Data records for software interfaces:

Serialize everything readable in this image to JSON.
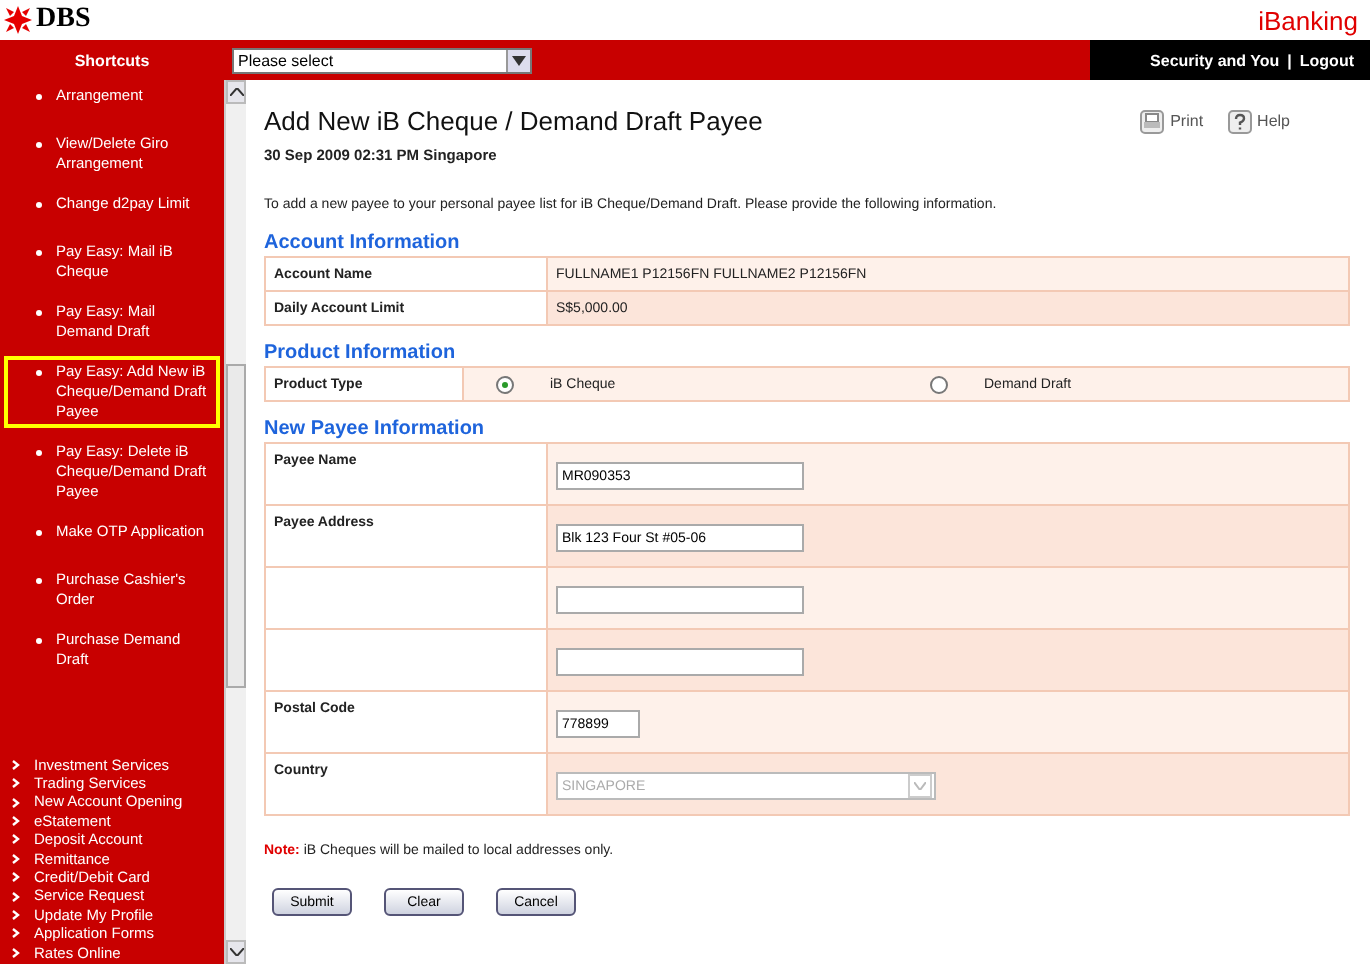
{
  "header": {
    "logo": "DBS",
    "product": "iBanking"
  },
  "topbar": {
    "shortcuts": "Shortcuts",
    "select_placeholder": "Please select",
    "links": [
      "Security and You",
      "Logout"
    ],
    "separator": "|"
  },
  "sidebar": {
    "items": [
      {
        "label": "Arrangement",
        "selected": false
      },
      {
        "label": "View/Delete Giro Arrangement",
        "selected": false
      },
      {
        "label": "Change d2pay Limit",
        "selected": false
      },
      {
        "label": "Pay Easy: Mail iB Cheque",
        "selected": false
      },
      {
        "label": "Pay Easy: Mail Demand Draft",
        "selected": false
      },
      {
        "label": "Pay Easy: Add New iB Cheque/Demand Draft Payee",
        "selected": true
      },
      {
        "label": "Pay Easy: Delete iB Cheque/Demand Draft Payee",
        "selected": false
      },
      {
        "label": "Make OTP Application",
        "selected": false
      },
      {
        "label": "Purchase Cashier's Order",
        "selected": false
      },
      {
        "label": "Purchase Demand Draft",
        "selected": false
      }
    ],
    "sections": [
      "Investment Services",
      "Trading Services",
      "New Account Opening",
      "eStatement",
      "Deposit Account",
      "Remittance",
      "Credit/Debit Card",
      "Service Request",
      "Update My Profile",
      "Application Forms",
      "Rates Online"
    ]
  },
  "page": {
    "title": "Add New iB Cheque / Demand Draft Payee",
    "datetime": "30 Sep 2009 02:31 PM  Singapore",
    "actions": [
      "Print",
      "Help"
    ],
    "intro": "To add a new payee to your personal payee list for iB Cheque/Demand Draft. Please provide the following information."
  },
  "account_info": {
    "heading": "Account Information",
    "rows": [
      {
        "label": "Account Name",
        "value": "FULLNAME1 P12156FN FULLNAME2 P12156FN"
      },
      {
        "label": "Daily Account Limit",
        "value": "S$5,000.00"
      }
    ]
  },
  "product_info": {
    "heading": "Product Information",
    "label": "Product Type",
    "options": [
      {
        "label": "iB Cheque",
        "selected": true
      },
      {
        "label": "Demand Draft",
        "selected": false
      }
    ]
  },
  "payee_info": {
    "heading": "New Payee Information",
    "rows": [
      {
        "label": "Payee Name",
        "kind": "text",
        "value": "MR090353"
      },
      {
        "label": "Payee Address",
        "kind": "text",
        "value": "Blk 123 Four St #05-06"
      },
      {
        "kind": "text"
      },
      {
        "kind": "text"
      },
      {
        "label": "Postal Code",
        "kind": "short",
        "value": "778899"
      },
      {
        "label": "Country",
        "kind": "select",
        "value": "SINGAPORE",
        "disabled": true
      }
    ]
  },
  "note": {
    "label": "Note:",
    "text": "iB Cheques will be mailed to local addresses only."
  },
  "buttons": [
    "Submit",
    "Clear",
    "Cancel"
  ]
}
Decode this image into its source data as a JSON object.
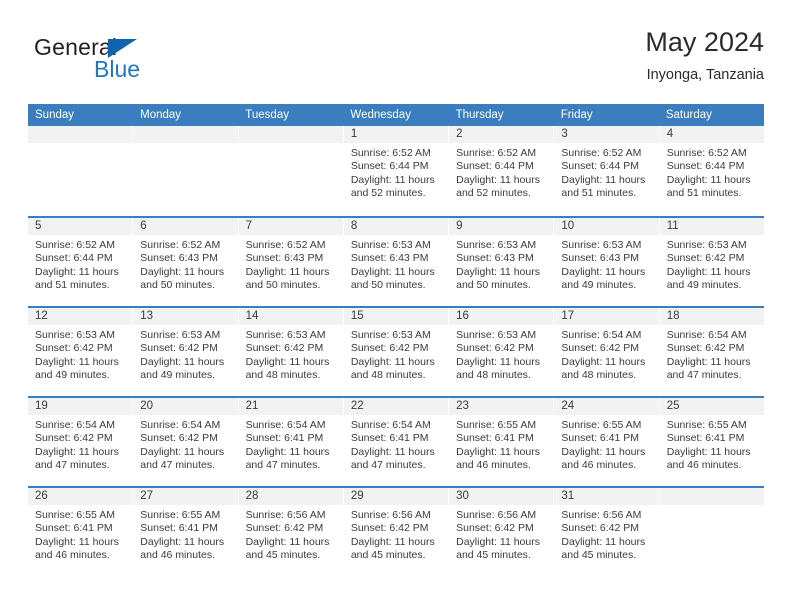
{
  "logo": {
    "word_top": "General",
    "word_bottom": "Blue",
    "triangle_color": "#1263ad",
    "blue_color": "#1f78c1"
  },
  "header": {
    "title": "May 2024",
    "subtitle": "Inyonga, Tanzania"
  },
  "theme": {
    "header_blue": "#3a7ebf",
    "day_strip_gray": "#f2f2f2",
    "text": "#3b3b3b"
  },
  "weekdays": [
    "Sunday",
    "Monday",
    "Tuesday",
    "Wednesday",
    "Thursday",
    "Friday",
    "Saturday"
  ],
  "weeks": [
    [
      {
        "day": "",
        "empty": true
      },
      {
        "day": "",
        "empty": true
      },
      {
        "day": "",
        "empty": true
      },
      {
        "day": "1",
        "sunrise": "Sunrise: 6:52 AM",
        "sunset": "Sunset: 6:44 PM",
        "daylight1": "Daylight: 11 hours",
        "daylight2": "and 52 minutes."
      },
      {
        "day": "2",
        "sunrise": "Sunrise: 6:52 AM",
        "sunset": "Sunset: 6:44 PM",
        "daylight1": "Daylight: 11 hours",
        "daylight2": "and 52 minutes."
      },
      {
        "day": "3",
        "sunrise": "Sunrise: 6:52 AM",
        "sunset": "Sunset: 6:44 PM",
        "daylight1": "Daylight: 11 hours",
        "daylight2": "and 51 minutes."
      },
      {
        "day": "4",
        "sunrise": "Sunrise: 6:52 AM",
        "sunset": "Sunset: 6:44 PM",
        "daylight1": "Daylight: 11 hours",
        "daylight2": "and 51 minutes."
      }
    ],
    [
      {
        "day": "5",
        "sunrise": "Sunrise: 6:52 AM",
        "sunset": "Sunset: 6:44 PM",
        "daylight1": "Daylight: 11 hours",
        "daylight2": "and 51 minutes."
      },
      {
        "day": "6",
        "sunrise": "Sunrise: 6:52 AM",
        "sunset": "Sunset: 6:43 PM",
        "daylight1": "Daylight: 11 hours",
        "daylight2": "and 50 minutes."
      },
      {
        "day": "7",
        "sunrise": "Sunrise: 6:52 AM",
        "sunset": "Sunset: 6:43 PM",
        "daylight1": "Daylight: 11 hours",
        "daylight2": "and 50 minutes."
      },
      {
        "day": "8",
        "sunrise": "Sunrise: 6:53 AM",
        "sunset": "Sunset: 6:43 PM",
        "daylight1": "Daylight: 11 hours",
        "daylight2": "and 50 minutes."
      },
      {
        "day": "9",
        "sunrise": "Sunrise: 6:53 AM",
        "sunset": "Sunset: 6:43 PM",
        "daylight1": "Daylight: 11 hours",
        "daylight2": "and 50 minutes."
      },
      {
        "day": "10",
        "sunrise": "Sunrise: 6:53 AM",
        "sunset": "Sunset: 6:43 PM",
        "daylight1": "Daylight: 11 hours",
        "daylight2": "and 49 minutes."
      },
      {
        "day": "11",
        "sunrise": "Sunrise: 6:53 AM",
        "sunset": "Sunset: 6:42 PM",
        "daylight1": "Daylight: 11 hours",
        "daylight2": "and 49 minutes."
      }
    ],
    [
      {
        "day": "12",
        "sunrise": "Sunrise: 6:53 AM",
        "sunset": "Sunset: 6:42 PM",
        "daylight1": "Daylight: 11 hours",
        "daylight2": "and 49 minutes."
      },
      {
        "day": "13",
        "sunrise": "Sunrise: 6:53 AM",
        "sunset": "Sunset: 6:42 PM",
        "daylight1": "Daylight: 11 hours",
        "daylight2": "and 49 minutes."
      },
      {
        "day": "14",
        "sunrise": "Sunrise: 6:53 AM",
        "sunset": "Sunset: 6:42 PM",
        "daylight1": "Daylight: 11 hours",
        "daylight2": "and 48 minutes."
      },
      {
        "day": "15",
        "sunrise": "Sunrise: 6:53 AM",
        "sunset": "Sunset: 6:42 PM",
        "daylight1": "Daylight: 11 hours",
        "daylight2": "and 48 minutes."
      },
      {
        "day": "16",
        "sunrise": "Sunrise: 6:53 AM",
        "sunset": "Sunset: 6:42 PM",
        "daylight1": "Daylight: 11 hours",
        "daylight2": "and 48 minutes."
      },
      {
        "day": "17",
        "sunrise": "Sunrise: 6:54 AM",
        "sunset": "Sunset: 6:42 PM",
        "daylight1": "Daylight: 11 hours",
        "daylight2": "and 48 minutes."
      },
      {
        "day": "18",
        "sunrise": "Sunrise: 6:54 AM",
        "sunset": "Sunset: 6:42 PM",
        "daylight1": "Daylight: 11 hours",
        "daylight2": "and 47 minutes."
      }
    ],
    [
      {
        "day": "19",
        "sunrise": "Sunrise: 6:54 AM",
        "sunset": "Sunset: 6:42 PM",
        "daylight1": "Daylight: 11 hours",
        "daylight2": "and 47 minutes."
      },
      {
        "day": "20",
        "sunrise": "Sunrise: 6:54 AM",
        "sunset": "Sunset: 6:42 PM",
        "daylight1": "Daylight: 11 hours",
        "daylight2": "and 47 minutes."
      },
      {
        "day": "21",
        "sunrise": "Sunrise: 6:54 AM",
        "sunset": "Sunset: 6:41 PM",
        "daylight1": "Daylight: 11 hours",
        "daylight2": "and 47 minutes."
      },
      {
        "day": "22",
        "sunrise": "Sunrise: 6:54 AM",
        "sunset": "Sunset: 6:41 PM",
        "daylight1": "Daylight: 11 hours",
        "daylight2": "and 47 minutes."
      },
      {
        "day": "23",
        "sunrise": "Sunrise: 6:55 AM",
        "sunset": "Sunset: 6:41 PM",
        "daylight1": "Daylight: 11 hours",
        "daylight2": "and 46 minutes."
      },
      {
        "day": "24",
        "sunrise": "Sunrise: 6:55 AM",
        "sunset": "Sunset: 6:41 PM",
        "daylight1": "Daylight: 11 hours",
        "daylight2": "and 46 minutes."
      },
      {
        "day": "25",
        "sunrise": "Sunrise: 6:55 AM",
        "sunset": "Sunset: 6:41 PM",
        "daylight1": "Daylight: 11 hours",
        "daylight2": "and 46 minutes."
      }
    ],
    [
      {
        "day": "26",
        "sunrise": "Sunrise: 6:55 AM",
        "sunset": "Sunset: 6:41 PM",
        "daylight1": "Daylight: 11 hours",
        "daylight2": "and 46 minutes."
      },
      {
        "day": "27",
        "sunrise": "Sunrise: 6:55 AM",
        "sunset": "Sunset: 6:41 PM",
        "daylight1": "Daylight: 11 hours",
        "daylight2": "and 46 minutes."
      },
      {
        "day": "28",
        "sunrise": "Sunrise: 6:56 AM",
        "sunset": "Sunset: 6:42 PM",
        "daylight1": "Daylight: 11 hours",
        "daylight2": "and 45 minutes."
      },
      {
        "day": "29",
        "sunrise": "Sunrise: 6:56 AM",
        "sunset": "Sunset: 6:42 PM",
        "daylight1": "Daylight: 11 hours",
        "daylight2": "and 45 minutes."
      },
      {
        "day": "30",
        "sunrise": "Sunrise: 6:56 AM",
        "sunset": "Sunset: 6:42 PM",
        "daylight1": "Daylight: 11 hours",
        "daylight2": "and 45 minutes."
      },
      {
        "day": "31",
        "sunrise": "Sunrise: 6:56 AM",
        "sunset": "Sunset: 6:42 PM",
        "daylight1": "Daylight: 11 hours",
        "daylight2": "and 45 minutes."
      },
      {
        "day": "",
        "empty": true
      }
    ]
  ]
}
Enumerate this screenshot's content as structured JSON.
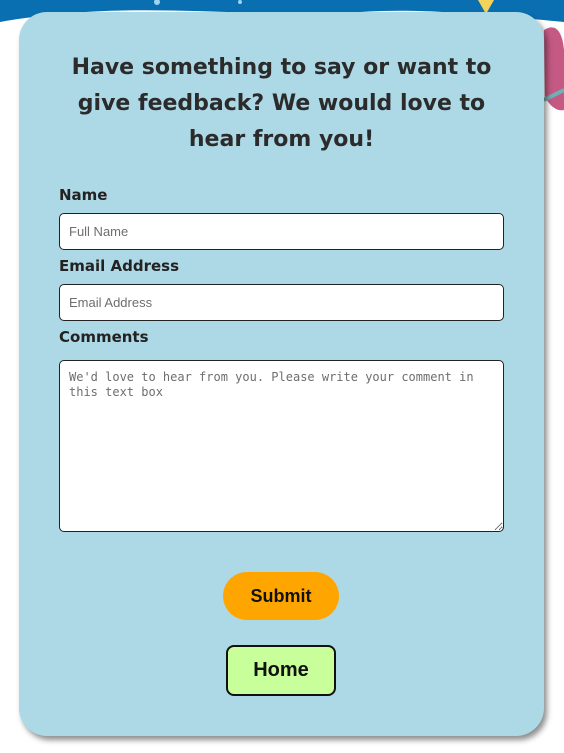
{
  "page": {
    "heading": "Have something to say or want to give feedback? We would love to hear from you!"
  },
  "form": {
    "name_label": "Name",
    "name_placeholder": "Full Name",
    "email_label": "Email Address",
    "email_placeholder": "Email Address",
    "comments_label": "Comments",
    "comments_placeholder": "We'd love to hear from you. Please write your comment in this text box",
    "submit_label": "Submit",
    "home_label": "Home"
  },
  "colors": {
    "card_background": "#add8e6",
    "submit_button": "#ffa500",
    "home_button": "#c8ff9a",
    "background_top": "#0a6fb0"
  }
}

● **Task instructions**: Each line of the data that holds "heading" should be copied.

● **Result for this task**:
    "heading": "Account Information",
    "heading": "Product Information",
    "heading": "New Payee Information",
    "heading": "Have something to say or want to give feedback? We would love to hear from you!"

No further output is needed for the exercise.